The second stop was the San Pedro Market – which I'd already visited the day before. We had a look at the different areas of the market and Angela showed us the dried foetuses of the baby llamas which I hadn´t noticed earlier! Apparently these are used to make offerings to the Incan gods at this particular time of year in August and that a few weeks prior the whole market had been completely full of them. They are so weird looking! Poor people who can´t afford a llama sacrifice use sheep foetuses instead. In order to get the foetuses out of the llama, the mother is slaughtered and used for her meat and wool too. Yucky. 

We next walked back down to the Plaza de Armas and we took a turn down a side alley where we were able to see some impressive Incan construction upon which some colonial structures had been built. We had a chance to take some photos with llamas and then we visited some very old Incan structures where a mummy of a 10 year old child had been found. Our final stop was the outside of the Santa Domingo convent which I had planned to visit the following day.

Tuesday 28th August – Exploring Cusco

Spent today wandering the streets of Cusco again and visiting a few of the local attractions. My first goal was to walk up and visit the statue that the locals call Cristo Blanco – the white Jesus. I asked at my hostel the way to go and the guy pointed up the stairs – straight up! So I did just that, up hundreds of near vertical steps which had me breathing pretty heavily by the end! But the views were most definitely worth it – Cusco really is a beautiful city in the valley surrounded by mountains. The white Christ was pretty cool too, and the kids that were up on the hill trying to fly kites with their parents were also really cute! 

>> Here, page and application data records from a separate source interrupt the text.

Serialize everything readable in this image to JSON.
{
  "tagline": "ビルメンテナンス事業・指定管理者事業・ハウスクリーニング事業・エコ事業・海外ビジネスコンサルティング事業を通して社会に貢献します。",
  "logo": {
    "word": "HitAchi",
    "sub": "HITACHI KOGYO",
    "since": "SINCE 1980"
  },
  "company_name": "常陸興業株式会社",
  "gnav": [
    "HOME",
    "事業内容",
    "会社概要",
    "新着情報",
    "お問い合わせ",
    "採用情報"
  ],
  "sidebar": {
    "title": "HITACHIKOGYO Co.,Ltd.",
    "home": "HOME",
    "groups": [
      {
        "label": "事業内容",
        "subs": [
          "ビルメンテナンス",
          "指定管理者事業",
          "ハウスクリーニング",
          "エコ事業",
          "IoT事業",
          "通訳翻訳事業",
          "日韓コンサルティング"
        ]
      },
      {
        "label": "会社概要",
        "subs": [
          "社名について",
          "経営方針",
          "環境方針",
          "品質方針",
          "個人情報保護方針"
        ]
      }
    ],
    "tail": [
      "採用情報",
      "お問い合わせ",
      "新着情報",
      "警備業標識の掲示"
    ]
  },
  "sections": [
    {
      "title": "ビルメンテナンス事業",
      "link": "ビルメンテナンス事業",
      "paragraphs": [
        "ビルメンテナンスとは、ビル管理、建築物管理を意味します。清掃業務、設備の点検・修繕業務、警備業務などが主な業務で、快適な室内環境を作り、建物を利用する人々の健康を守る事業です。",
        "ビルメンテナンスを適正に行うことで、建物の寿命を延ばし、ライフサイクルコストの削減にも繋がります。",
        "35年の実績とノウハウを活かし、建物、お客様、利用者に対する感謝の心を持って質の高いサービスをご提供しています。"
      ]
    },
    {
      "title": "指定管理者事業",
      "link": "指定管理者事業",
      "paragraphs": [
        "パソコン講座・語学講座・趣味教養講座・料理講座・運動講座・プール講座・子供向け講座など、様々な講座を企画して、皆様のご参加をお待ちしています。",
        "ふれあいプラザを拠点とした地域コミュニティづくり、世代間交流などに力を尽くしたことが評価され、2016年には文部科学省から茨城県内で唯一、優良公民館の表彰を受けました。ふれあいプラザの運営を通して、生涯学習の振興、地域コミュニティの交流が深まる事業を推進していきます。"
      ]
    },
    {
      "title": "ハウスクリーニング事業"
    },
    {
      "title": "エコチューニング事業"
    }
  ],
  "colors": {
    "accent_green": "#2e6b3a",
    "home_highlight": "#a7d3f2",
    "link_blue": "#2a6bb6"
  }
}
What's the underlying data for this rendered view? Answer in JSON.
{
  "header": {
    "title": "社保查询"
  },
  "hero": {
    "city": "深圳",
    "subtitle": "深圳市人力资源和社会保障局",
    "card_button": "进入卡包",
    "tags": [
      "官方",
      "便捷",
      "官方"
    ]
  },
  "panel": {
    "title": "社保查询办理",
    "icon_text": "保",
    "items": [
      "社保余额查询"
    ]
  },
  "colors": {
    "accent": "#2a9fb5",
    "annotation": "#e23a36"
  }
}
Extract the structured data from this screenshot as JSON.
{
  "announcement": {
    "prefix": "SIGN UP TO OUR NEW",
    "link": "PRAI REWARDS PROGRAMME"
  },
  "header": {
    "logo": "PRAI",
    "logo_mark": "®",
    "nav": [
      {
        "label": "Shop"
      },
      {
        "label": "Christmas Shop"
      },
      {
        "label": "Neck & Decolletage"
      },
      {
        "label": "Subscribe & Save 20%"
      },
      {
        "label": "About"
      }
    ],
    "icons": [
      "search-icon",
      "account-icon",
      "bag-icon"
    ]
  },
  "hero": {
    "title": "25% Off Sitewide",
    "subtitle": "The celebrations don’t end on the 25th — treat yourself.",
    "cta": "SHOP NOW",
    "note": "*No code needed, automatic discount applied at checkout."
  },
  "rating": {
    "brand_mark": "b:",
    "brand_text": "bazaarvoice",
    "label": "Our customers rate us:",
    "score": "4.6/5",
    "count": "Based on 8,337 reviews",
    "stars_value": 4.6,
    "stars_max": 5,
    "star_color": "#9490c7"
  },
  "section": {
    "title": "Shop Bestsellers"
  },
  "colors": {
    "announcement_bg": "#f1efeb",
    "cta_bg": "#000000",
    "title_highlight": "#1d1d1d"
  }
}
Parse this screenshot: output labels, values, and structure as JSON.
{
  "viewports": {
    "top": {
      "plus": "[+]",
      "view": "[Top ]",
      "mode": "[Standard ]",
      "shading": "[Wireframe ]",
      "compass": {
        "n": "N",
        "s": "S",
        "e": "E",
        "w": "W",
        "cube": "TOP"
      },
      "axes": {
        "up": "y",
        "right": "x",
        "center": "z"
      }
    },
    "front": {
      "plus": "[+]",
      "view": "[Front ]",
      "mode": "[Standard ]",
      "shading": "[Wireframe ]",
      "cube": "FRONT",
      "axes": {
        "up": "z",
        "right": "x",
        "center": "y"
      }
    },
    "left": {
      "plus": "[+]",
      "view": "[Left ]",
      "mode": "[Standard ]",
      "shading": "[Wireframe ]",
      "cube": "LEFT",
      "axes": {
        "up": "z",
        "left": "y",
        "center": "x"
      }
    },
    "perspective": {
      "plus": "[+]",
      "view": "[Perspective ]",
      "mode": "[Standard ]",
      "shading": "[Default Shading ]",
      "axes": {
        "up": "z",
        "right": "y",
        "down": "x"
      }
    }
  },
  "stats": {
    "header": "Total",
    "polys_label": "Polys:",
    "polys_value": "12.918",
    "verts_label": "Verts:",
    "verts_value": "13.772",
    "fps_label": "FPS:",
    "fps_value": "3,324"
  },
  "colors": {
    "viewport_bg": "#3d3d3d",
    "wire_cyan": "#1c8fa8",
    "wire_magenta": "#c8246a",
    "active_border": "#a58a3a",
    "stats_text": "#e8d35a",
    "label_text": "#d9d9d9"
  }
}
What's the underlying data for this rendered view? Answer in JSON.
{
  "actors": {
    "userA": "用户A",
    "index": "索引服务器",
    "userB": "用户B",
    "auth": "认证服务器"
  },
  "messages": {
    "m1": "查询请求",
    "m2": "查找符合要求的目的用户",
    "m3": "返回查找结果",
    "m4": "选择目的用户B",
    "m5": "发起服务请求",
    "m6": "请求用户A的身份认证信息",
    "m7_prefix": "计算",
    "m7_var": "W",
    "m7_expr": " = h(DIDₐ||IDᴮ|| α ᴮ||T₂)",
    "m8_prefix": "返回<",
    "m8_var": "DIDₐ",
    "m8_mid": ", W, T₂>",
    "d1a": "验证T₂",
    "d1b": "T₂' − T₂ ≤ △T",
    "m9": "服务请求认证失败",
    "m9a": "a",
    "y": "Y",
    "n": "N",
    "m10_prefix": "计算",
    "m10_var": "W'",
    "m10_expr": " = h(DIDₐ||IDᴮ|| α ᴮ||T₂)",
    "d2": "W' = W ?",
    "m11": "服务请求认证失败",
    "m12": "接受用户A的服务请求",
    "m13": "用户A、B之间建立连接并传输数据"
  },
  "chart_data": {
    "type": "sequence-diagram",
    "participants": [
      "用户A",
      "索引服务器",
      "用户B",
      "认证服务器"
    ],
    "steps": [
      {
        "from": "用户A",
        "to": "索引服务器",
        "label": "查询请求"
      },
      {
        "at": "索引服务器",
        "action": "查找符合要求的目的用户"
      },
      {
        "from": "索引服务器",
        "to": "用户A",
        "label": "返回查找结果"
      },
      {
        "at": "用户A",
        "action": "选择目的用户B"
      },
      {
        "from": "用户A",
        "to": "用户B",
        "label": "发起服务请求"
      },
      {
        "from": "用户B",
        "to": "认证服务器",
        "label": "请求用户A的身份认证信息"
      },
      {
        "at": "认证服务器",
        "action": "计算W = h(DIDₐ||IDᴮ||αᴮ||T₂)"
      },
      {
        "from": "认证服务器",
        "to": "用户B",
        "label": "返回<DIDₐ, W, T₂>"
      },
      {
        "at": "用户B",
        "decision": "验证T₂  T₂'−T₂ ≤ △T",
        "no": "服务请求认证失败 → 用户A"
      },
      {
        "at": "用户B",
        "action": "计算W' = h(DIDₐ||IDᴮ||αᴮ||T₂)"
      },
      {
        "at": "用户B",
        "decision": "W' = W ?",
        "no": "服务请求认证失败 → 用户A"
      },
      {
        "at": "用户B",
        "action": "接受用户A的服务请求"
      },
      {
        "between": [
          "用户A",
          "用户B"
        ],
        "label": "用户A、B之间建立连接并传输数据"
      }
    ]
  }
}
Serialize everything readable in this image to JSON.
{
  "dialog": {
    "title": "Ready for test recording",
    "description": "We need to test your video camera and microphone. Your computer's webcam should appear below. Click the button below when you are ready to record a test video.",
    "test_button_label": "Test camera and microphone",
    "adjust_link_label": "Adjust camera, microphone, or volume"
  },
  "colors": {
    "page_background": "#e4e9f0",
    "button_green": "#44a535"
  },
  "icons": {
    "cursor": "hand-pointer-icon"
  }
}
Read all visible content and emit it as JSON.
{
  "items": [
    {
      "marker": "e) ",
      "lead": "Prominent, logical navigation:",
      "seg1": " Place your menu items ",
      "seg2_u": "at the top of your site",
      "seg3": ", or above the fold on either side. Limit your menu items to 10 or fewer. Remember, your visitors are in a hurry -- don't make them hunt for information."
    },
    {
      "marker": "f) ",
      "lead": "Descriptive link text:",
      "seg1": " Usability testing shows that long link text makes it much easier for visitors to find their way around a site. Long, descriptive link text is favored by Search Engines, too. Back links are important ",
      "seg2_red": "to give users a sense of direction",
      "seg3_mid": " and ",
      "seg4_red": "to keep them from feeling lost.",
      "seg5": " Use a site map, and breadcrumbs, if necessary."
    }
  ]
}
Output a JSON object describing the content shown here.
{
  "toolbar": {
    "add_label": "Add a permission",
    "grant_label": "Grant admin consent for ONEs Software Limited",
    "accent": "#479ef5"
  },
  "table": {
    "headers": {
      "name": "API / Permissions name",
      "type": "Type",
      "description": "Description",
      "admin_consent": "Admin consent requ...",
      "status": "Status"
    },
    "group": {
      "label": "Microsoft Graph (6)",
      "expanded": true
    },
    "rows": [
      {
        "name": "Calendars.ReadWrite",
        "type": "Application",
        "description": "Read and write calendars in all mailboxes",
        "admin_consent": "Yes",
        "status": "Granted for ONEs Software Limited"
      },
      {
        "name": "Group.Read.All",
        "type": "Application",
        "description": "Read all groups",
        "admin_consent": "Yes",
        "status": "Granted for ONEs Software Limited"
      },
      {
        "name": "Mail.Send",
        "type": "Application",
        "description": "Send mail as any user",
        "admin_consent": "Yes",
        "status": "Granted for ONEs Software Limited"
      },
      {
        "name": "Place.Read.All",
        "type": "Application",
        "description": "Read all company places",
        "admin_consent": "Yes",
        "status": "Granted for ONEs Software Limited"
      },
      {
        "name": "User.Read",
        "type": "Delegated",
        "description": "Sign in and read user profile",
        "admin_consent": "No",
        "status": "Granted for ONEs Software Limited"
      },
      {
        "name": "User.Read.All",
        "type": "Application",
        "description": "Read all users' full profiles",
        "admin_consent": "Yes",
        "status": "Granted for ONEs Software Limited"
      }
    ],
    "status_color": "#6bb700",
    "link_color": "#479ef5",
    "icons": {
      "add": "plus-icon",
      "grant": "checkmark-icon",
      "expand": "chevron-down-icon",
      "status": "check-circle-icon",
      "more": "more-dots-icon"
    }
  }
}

Next, I walked back down into Cusco with the plan of visiting the Santo Domingo Convent where the famous Incan ruins called the Qurikancha could be viewed. I had a lovely woman called Angela take me on a tour of this site which was an interesting combination of the Incan ruins which had been used as the base of the massive Catholic Monastery at the time of the Spanish invasion. But then, in the 1700s there was a massive earthquake which grounded much of the Spanish construction- leaving only the Incan parts. Later UNESCO stepped in and demanded that the Catholics rebuild 3m inside the remaining Incan structures in order to preserve them. Thus now there is a lovely old convent surrounded by parts of Incan walls. Angela explained all about how the Incans were thought to be able to use tools to form the perfectly shaped smooth stone and join the pieces without any gaps nor joining material such as cement. She also showed me the angles and symmetry that the Incans used to ensure the structural integrity of their structures. The resulting structures are beautiful and simple and built for the gods, for example to reflect the light of the summer and winter solstices at these special times of the year. In addition, we were able to see some of the interesting shapes of the massive stone blocks which allowed the walls to be joined together in perfect symmetry. These structures have survived many years and a number of very strong earthquakes where the Spanish constructions have not managed to survive. 

We visited the gallery of Catholic art which the church forced local artists to produce in order to convert them to the Catholic faith after the Spanish Invasion. Angela showed me different places in the paintings where the local artists had taken some license in what they had painted, including various aspects of their gods and faith – for example in the famous representation of Mary in the triangular dress which represents the mountain – and the Incan god Pachamama. In this way the Incans were able to pass down their old faith and gods and to this day the people in the area of Cusco still follow both the Catholic faith and their own old gods – like in many other areas of Central and South America.